■ **DATASET RECORDS**

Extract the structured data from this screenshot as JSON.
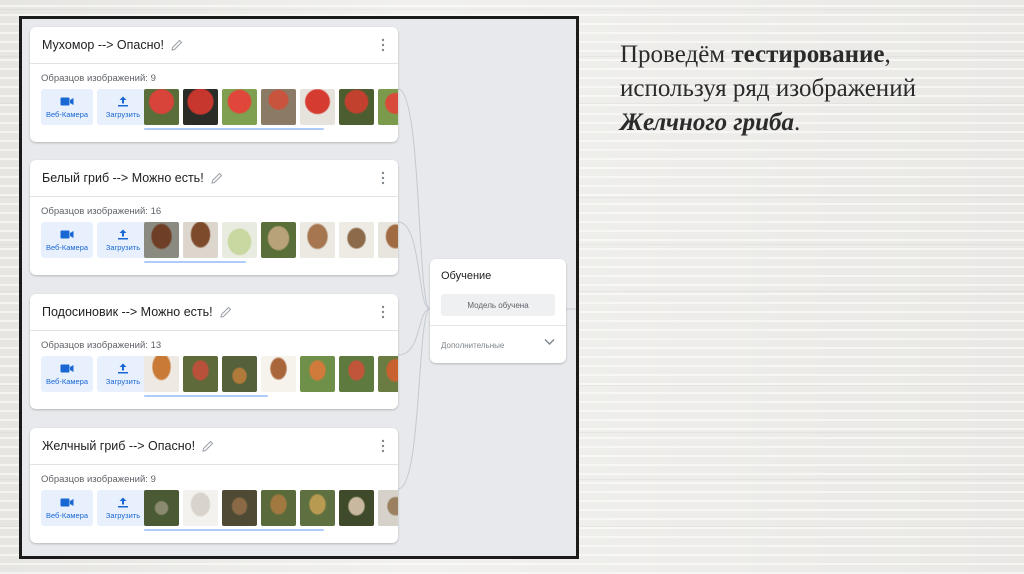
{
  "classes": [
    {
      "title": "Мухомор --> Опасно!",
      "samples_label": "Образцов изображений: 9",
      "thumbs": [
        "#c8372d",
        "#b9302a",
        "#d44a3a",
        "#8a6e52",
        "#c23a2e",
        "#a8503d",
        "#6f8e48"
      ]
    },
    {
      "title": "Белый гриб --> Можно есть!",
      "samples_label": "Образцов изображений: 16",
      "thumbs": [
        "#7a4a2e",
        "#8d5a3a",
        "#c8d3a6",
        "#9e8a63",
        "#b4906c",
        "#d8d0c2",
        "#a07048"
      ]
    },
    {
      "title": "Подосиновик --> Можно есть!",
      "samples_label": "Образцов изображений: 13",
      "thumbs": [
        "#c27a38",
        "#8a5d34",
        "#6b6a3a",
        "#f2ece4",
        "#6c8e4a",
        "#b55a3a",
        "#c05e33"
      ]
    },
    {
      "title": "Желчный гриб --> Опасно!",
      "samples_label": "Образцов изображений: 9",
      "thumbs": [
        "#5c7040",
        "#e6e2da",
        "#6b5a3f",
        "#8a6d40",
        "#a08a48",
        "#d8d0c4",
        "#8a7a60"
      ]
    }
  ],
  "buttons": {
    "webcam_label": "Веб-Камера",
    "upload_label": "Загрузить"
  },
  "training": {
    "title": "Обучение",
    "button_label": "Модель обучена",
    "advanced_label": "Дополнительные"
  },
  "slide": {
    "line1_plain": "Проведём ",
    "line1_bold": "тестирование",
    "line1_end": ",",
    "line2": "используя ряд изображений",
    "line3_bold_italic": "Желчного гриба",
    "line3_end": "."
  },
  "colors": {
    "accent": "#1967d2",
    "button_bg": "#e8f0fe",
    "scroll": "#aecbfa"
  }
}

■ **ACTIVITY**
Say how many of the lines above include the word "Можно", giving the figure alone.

■ **FINISHED TASK**
2